Here's a breakdown of the snubs and surprises at the 86th Oscar nominations:
"Captain Phillips.'' Tom Hanks is widely beloved by the academy, having been nominated five times previously, and winning for "Forest Gump'' and "Philadelphia.'' But even though "Captain Phillips,'' in which Hanks plays the title role, was nominated six times, Hanks was denied an actor nod for his lead performance.
"All Is Lost.'' Robert Redford, expected by many to be nominated for his solo roll in the shipwreck drama, also missed out on a best actor nod, which he's never won.
"Lee Daniels' the Butler.'' If the lack of Golden Globe nominations was any indication, it's no surprise this film was given little love by the academy. But a complete shutout is a shock. At least Oprah still has a chance to take home a trophy for her performance as Gloria Gaines at the Screen Actors Guild Awards this weekend.

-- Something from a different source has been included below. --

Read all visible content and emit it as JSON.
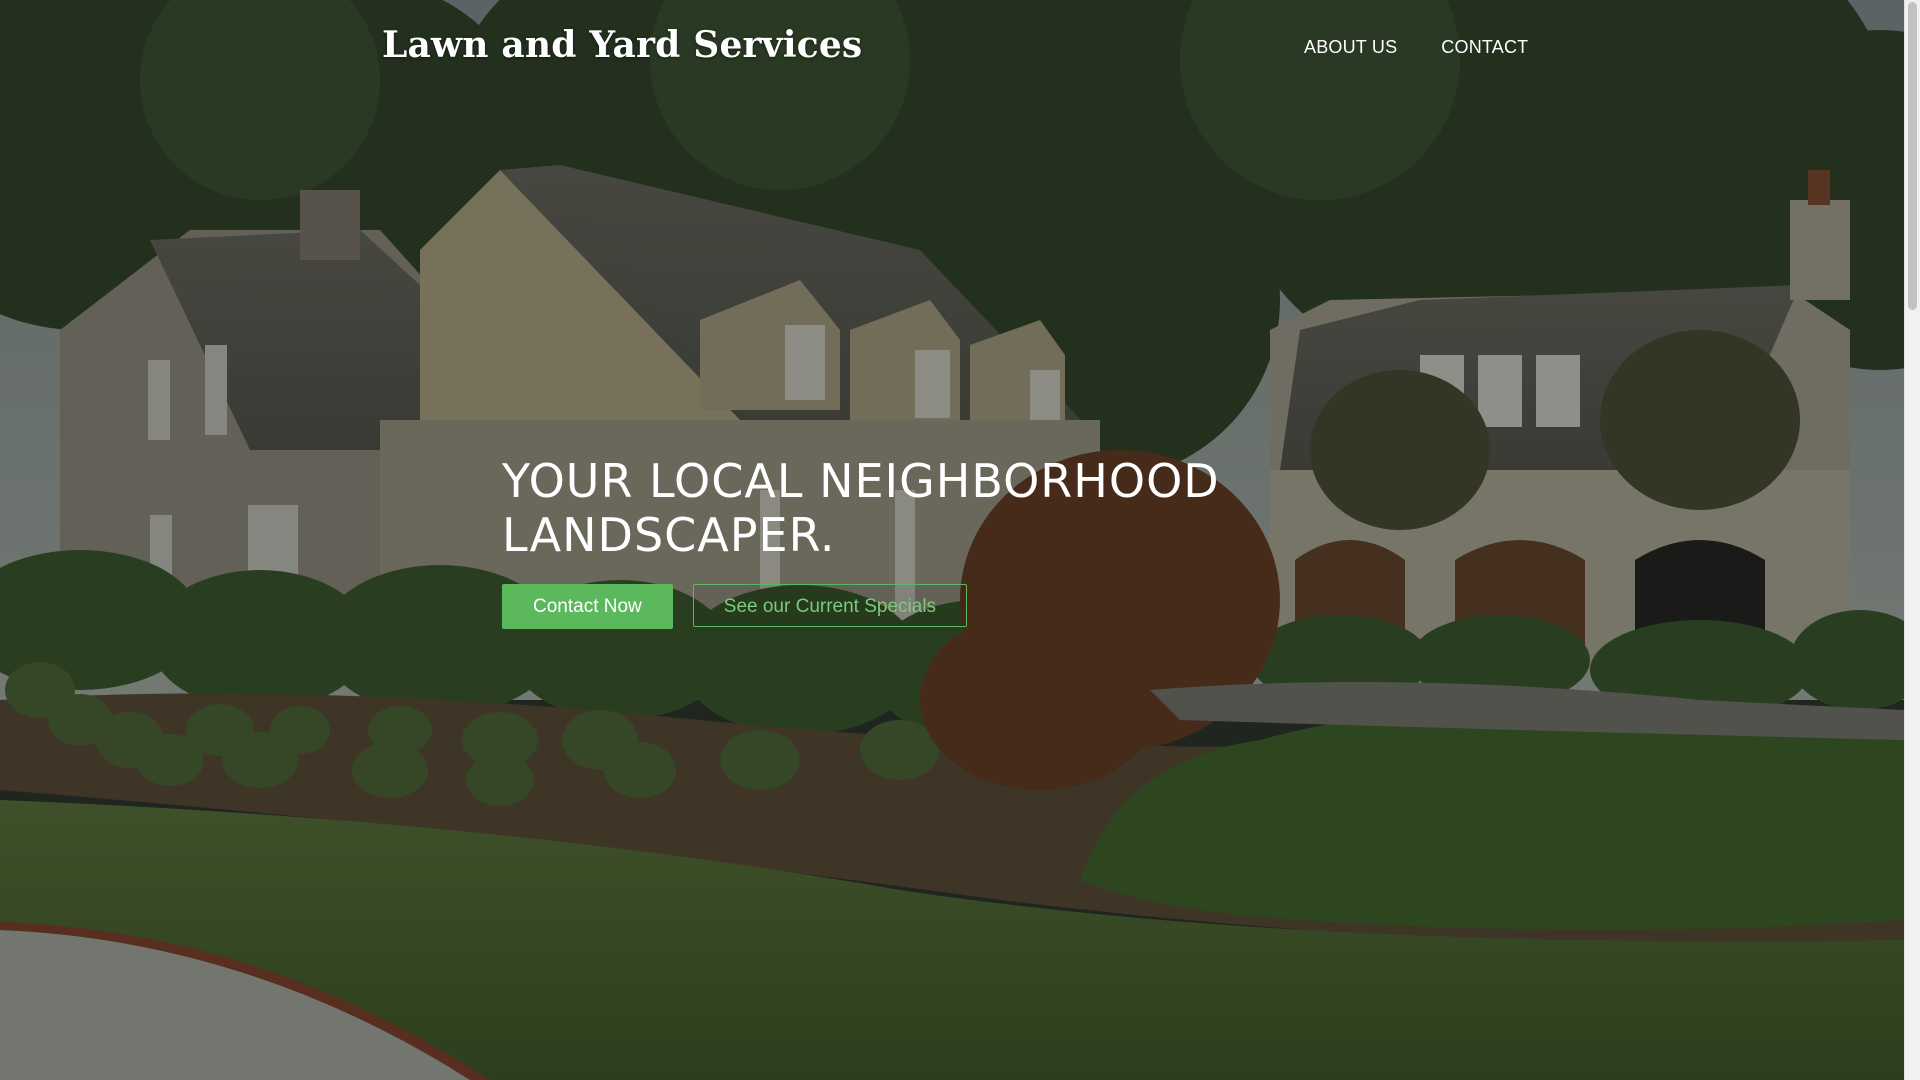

"Blue Jasmine.'' Though the film received three nominations, including a best actress bid for Cate Blanchett, best supporting actress for Sally Hawkins, and original screenplay, writer-director Woody Allen was left out of the directing category. Though he may take home the trophy for writing, perhaps it's best to let the gals be the belles of the Oscar ball. It's not like Allen, who hates award shows, would show up anyway.
"Her.'' Spike Jonze was also left out of the directing category for his work on this futuristic love story. But his film earned noms in four other categories, including original score, original song, best picture, production design and original screenplay. Last nominated in 1999 for best director for "Being John Malkovich,'' Jonze has yet to win an Academy Award. Also from "Her,'' Joaquin Phoenix was denied a best actor nomination for his lead role in the futuristic love story. It's a surprising snub after the actor carried the film on only the sound of Scarlett Johansson's voice.
"Inside Llewyn Davis.'' After receiving a flurry of praise, including sweeping the National Society of Film Critics' top prizes for picture, director, actor (Oscar Isaac) and cinematography, this folk-music tale was nominated for only two Oscars - cinematography and sound mixing. Directors Ethan and Joel Coen were left out of the directing category and the film's star, Isaac, was also denied.
"Saving Mr. Banks.'' Disney's making of "Mary Poppins'' tale failed to gain either a best picture nomination or a best actress nod for lead Emma Thompson. But it did earn one nom for original score.
"Fruitvale Station.'' Perhaps it was far-fetched to think this numbing injustice tale would edge its way into at least the best original screenplay category, but the snub of young filmmaker Ryan Coogler's debut is disappointing. After all, the Academy occasionally carries a soft spot for the gritty newcomer (Diablo Cody gained a trophy for "Juno'' in 2007). Alas, the competition was just too steep this year.
"Monsters University.'' Notably absent from the animated feature film category was this Disney and Pixar kiddie flick, which was voiced by Billy Crystal, John Goodman and Helen Mirren, and ranked in the top 10 for domestic box office ticket sales in 2013. But Disney's "Frozen'' and "The Wind Rises'' earned nods, so two out of five ain't bad. Fox's "The Croods,'' Universal's "Despicable Me 2'' and the GKIDS film "Ernest & Celestine'' were also nominated.
"The Hunger Games.'' Though an unlikely nominee in top categories, this sci-fi adventure, which ranked No. 3 at the box office in 2013 earning $414.4 million domestically, was denied attention from the academy. All of the Alexander McQueen styling, and that sassy makeup, could have at least garnered costume design or makeup and hairstyling bids.
"Philomena.'' Starring Judi Dench, the film, which only made $22 million domestically, brought home a surprising four nominations. But critics loved it - and rightfully so. Dench, who gained a best actress nomination for her role as a woman in search of her son, was a tender and charming triumph.
"The Lone Ranger.'' Sure this Western stars the ever-dynamic Johnny Depp, but this summer extravaganza was about as impressive as Depp's widely panned "The Tourist.'' Still it nabbed TWO noms for makeup-hairstyling and visual effects. Depp can make just about anything look good, but to echo Amy Poehler and Seth Meyers on "SNL,'' "Really!'''
"Jackass Presents: Bad Grandpa.'' Johnny Knoxville's candid-camera hit, where he dresses up like an old man and pranks people, managed to earn a nomination in the makeup and hairstyling category - and over $101.7 million at the box office.